Copes are processional vestments, and not worn during Mass. Semi-circular in cut, the cope is fastened at front with a clasp or brooch. At the back is a hood, once functional, but now purely symbolic in nature. From the medieval period in Europe, copes were made of highly decorated materials or richly embroidered. This lavishly worked cope, though not in very good condition, is still a good example of the high level of skill that Indo-Portuguese embroidery art achieved.
The cope, of white silk, is decorated with elaborate and complex gold embroidery in a lively composition made up of sinuous plant-patterns and eye-catching floral motifs. The lush gold-embroidered foliage, which carries here and there traces of green leaves, has the appearance of seaweed or river reeds, recalling both the maritime-influenced Portuguese Manueline period and the Goan landscape. The plant composition is set off by vividly coloured flowers in shades of pink, lilac, purple, red, yellow and orange, with contrasting centres, and further embellished with silver, gold and multi-coloured beads and sequins. The overall design is bordered on top by two narrow gold-embroidered, sequinned bands of curving plant motifs, as also the bottom edge, which is tasselled with gold threads. The symbolic gold-embroidered hood is shaped like a shield, and finished with a fringe and tassels, again in gold thread. At its centre is a sunburst motif carrying the triangular symbol of the Holy Trinity, framed by curving plant motifs.

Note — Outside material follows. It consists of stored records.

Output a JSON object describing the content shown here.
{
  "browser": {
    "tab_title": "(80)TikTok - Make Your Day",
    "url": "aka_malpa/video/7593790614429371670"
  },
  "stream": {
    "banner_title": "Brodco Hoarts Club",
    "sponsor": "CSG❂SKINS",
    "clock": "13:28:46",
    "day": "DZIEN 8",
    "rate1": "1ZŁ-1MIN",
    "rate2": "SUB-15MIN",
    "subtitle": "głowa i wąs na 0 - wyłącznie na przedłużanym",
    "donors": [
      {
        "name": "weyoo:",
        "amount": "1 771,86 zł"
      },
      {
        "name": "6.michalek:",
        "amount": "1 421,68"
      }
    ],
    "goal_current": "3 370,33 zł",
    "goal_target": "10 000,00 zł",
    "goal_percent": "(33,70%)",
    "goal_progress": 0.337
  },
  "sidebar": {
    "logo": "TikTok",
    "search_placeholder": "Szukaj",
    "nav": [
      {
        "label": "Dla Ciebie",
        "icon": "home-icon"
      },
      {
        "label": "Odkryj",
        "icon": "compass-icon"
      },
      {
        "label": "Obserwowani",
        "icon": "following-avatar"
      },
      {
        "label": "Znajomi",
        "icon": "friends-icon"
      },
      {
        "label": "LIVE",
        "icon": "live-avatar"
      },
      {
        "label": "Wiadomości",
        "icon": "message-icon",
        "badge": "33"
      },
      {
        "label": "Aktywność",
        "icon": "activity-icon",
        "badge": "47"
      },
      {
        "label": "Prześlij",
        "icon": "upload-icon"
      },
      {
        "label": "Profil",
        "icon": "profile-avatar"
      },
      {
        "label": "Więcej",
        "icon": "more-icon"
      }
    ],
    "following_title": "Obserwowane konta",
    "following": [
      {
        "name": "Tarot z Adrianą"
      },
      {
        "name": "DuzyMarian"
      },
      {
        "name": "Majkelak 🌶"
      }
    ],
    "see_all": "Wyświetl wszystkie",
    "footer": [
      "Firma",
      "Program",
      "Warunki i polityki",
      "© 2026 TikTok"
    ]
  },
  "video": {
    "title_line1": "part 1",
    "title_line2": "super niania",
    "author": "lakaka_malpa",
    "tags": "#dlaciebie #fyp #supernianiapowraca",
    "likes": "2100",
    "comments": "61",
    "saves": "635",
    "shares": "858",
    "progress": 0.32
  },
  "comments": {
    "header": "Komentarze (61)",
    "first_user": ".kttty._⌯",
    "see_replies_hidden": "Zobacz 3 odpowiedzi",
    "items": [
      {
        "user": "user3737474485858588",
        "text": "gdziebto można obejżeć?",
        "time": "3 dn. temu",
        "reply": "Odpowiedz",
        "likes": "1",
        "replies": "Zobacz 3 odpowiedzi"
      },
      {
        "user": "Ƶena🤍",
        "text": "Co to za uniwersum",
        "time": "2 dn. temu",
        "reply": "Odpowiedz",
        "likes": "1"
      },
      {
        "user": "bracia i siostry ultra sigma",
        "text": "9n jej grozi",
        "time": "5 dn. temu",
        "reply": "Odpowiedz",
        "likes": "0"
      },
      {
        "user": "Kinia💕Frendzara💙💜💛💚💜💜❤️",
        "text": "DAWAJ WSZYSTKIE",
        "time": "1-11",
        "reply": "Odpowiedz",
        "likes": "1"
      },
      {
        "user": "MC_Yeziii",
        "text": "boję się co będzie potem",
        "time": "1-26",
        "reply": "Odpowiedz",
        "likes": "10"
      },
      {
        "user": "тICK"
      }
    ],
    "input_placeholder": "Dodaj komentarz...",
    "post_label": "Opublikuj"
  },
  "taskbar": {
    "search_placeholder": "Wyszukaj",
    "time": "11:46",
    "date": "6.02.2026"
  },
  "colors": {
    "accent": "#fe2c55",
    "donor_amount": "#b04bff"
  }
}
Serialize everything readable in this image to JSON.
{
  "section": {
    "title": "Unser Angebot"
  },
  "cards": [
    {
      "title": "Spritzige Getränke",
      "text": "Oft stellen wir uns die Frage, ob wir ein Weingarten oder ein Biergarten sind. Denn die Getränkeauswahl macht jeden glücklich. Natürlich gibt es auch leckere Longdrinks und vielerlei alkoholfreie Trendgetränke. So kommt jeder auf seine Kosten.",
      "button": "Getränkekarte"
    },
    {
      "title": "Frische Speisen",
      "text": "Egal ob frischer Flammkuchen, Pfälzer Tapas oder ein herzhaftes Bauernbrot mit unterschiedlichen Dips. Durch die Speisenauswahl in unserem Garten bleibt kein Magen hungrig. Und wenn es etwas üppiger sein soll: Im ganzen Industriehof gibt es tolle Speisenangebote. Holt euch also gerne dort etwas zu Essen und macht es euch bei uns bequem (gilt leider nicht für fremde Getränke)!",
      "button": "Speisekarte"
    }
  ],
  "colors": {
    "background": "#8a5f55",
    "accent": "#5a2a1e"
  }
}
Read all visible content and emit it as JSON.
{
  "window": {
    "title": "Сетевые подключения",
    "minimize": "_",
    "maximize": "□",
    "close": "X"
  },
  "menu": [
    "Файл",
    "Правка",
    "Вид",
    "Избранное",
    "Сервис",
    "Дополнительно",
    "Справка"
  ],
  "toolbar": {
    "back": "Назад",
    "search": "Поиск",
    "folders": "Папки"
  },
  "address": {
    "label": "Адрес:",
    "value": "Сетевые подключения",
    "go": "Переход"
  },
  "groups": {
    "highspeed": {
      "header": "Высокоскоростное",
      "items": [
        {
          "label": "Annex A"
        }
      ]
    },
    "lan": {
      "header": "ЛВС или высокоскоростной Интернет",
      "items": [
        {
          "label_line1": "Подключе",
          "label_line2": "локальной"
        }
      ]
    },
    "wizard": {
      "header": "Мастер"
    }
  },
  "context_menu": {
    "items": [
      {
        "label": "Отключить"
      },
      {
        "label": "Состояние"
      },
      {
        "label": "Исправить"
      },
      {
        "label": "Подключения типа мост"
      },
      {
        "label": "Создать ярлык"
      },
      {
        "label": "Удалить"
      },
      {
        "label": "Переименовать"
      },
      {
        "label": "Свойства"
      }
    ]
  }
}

Museum of Christian Art, Convent of Santa Monica, Goa, India, Calouste Gulbenkian Foundation, Lisbon, 2011.